>>>

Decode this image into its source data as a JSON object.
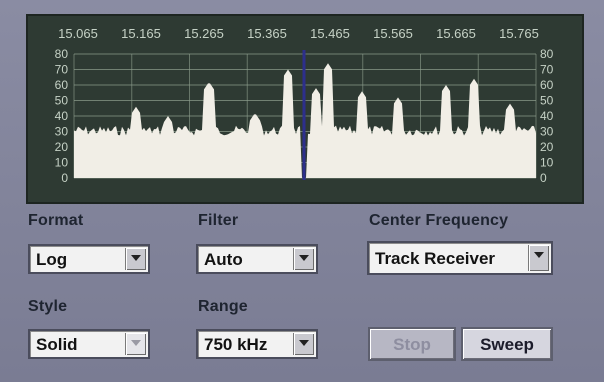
{
  "spectrum": {
    "freq_labels": [
      "15.065",
      "15.165",
      "15.265",
      "15.365",
      "15.465",
      "15.565",
      "15.665",
      "15.765"
    ],
    "db_labels": [
      "80",
      "70",
      "60",
      "50",
      "40",
      "30",
      "20",
      "10",
      "0"
    ],
    "colors": {
      "background": "#2e3a33",
      "grid": "#8fa08f",
      "fill": "#f1eee6",
      "marker": "#2d2f8c",
      "label": "#c6d2c6"
    }
  },
  "controls": {
    "format": {
      "label": "Format",
      "value": "Log"
    },
    "filter": {
      "label": "Filter",
      "value": "Auto"
    },
    "center_frequency": {
      "label": "Center Frequency",
      "value": "Track Receiver"
    },
    "style": {
      "label": "Style",
      "value": "Solid"
    },
    "range": {
      "label": "Range",
      "value": "750 kHz"
    }
  },
  "buttons": {
    "stop": "Stop",
    "sweep": "Sweep"
  }
}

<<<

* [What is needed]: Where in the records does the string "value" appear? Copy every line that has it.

* [The completed task]:
      "value": "Log"
      "value": "Auto"
      "value": "Track Receiver"
      "value": "Solid"
      "value": "750 kHz"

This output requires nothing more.